A lot of people face financial problems at some point in their lives, and the majority of these folks are very likely to be familiar with debt collectors. A debt collector is a person whose job is to collect debts on behalf of a company. A debt collector can either be an employee of an enterprise you owe money to, or they can be a 3rd party employed by a lender. As you can envision, it’s not an easy job to squeeze money out of people who have none. Most people in debt are already burdened by their financial challenges, and other people calling them to remind them of this doesn’t always end smoothly. As a result, debt collectors have a lot of detrimental associations. There have been plenty of cases of individuals being harassed by debt collectors so it’s crucial that individuals who are being contacted by debt collectors are aware of their rights and effective ways to handle these kinds of interactions.
Be aware of Your Legal Rights.
Being aware of what debt collectors can and can’t do is essential in having the capacity to properly manage any communications you may have with them. Under Australian Consumer Law, a debt collector must not:
Use any physical force or coercion (forcing you to do something).
Hassle or harass you to an unreasonable extent.
Mislead or deceive you (or attempting to do so).
Take advantage of people that are vulnerable, disabled, or have any other similar circumstances affecting them.
Not only do these laws relate to a debt collector’s behaviour towards you, but also your partner or spouse, family members, or anyone else related to you. If you find yourself in a situation where a debt collecting is breaking these Laws, make a formal complaint to the Australian Competition and Consumer Commission (ACCC)1.
How And When Debt Collectors Can Contact You.
It’s also important to recognise how and when debt collectors can contact you. They can do this by phone, mail, emails, social networks or by visiting you personally. Each time you have interactions with debt collectors, it’s crucial that you keep a record of such correspondence including the time and date of contact, the methods of contact (letter, email, phone), the debt collector’s name and business name, and what was said during the interaction. It’s also vital to note that debt collectors must respect your right to privacy and providing your financial details to another party without your authorisation is breaking the Law.
The Australian Consumer Law also specifies that:
Debt collectors can only make up to three telephone calls or letters per week (or 10 monthly).
Debt collectors can only phone you between 7:30 am and 9pm on weekdays and 9am to 9pm on weekends.
Debt collectors can only make face-to-face contact between 9am and 9pm on weekdays and weekends, once a month, and can only visit you if you haven’t addressed any of their prior attempts at communication.
There is to be no contact from debt collectors on national public holidays.
Debt collectors must be reasonably sure that if they contact you electronically (social media or email), that your account is not shared with another person and their messages can not be viewed by anyone but you.
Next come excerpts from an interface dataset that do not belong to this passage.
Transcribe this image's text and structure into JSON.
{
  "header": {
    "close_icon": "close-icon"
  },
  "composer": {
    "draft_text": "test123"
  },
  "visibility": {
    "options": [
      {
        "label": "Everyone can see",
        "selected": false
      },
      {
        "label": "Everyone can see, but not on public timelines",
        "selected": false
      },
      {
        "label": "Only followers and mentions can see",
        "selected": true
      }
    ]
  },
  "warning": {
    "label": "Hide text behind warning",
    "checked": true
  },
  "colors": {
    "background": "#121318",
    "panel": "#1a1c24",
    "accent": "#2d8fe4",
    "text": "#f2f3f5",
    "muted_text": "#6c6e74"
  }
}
If you do agree to meet a debt collector in person, any threats of assault or violence should be reported to the police immediately1.
Know What Options You Have.
A debt collector’s job is not to be warm and friendly and give you a series of debt relief options. Their task is to persuade you to repay as much of your debt as possible, as quickly as possible. So, the best thing to do is to be aware of what your debt relief alternatives are. You can undertake some research online to see what alternatives you have or you could seek professional debt management advice (most businesses will offer free advice in the beginning). Once you are aware of what choices you have, you’ll be more comfortable in addressing debt collector’s threats or demands, or any other collection tactics. If you don’t understand what your options are, it makes the job of the debt collector much easier by having the chance to dictate the discussion and informing you of what choices you have, whether they’re true or not.
It’s always a tough situation when you come into contact with debt collectors. Their job is difficult, and they’ll use any methods possible for you to repay your debt since the quantity of debt you repay and how quickly you repay it determines the commissions that debt collectors receive from lenders. The best way to manage interactions with debt collectors is to know your legal rights, when and how they can contact you, record all interactions, and understanding what debt relief alternatives you have. If you’re aware of these points, then it will notably improve your communications with debt collectors and hopefully won’t add even more stress to your current financial predicament. If you need any advice about what debt relief possibilities you have, reach out to the professionals at Bankruptcy Experts Ipswich on 1300 795 575 or visit their website for more information: http://www.bankruptcyexpertsipswich.com.au.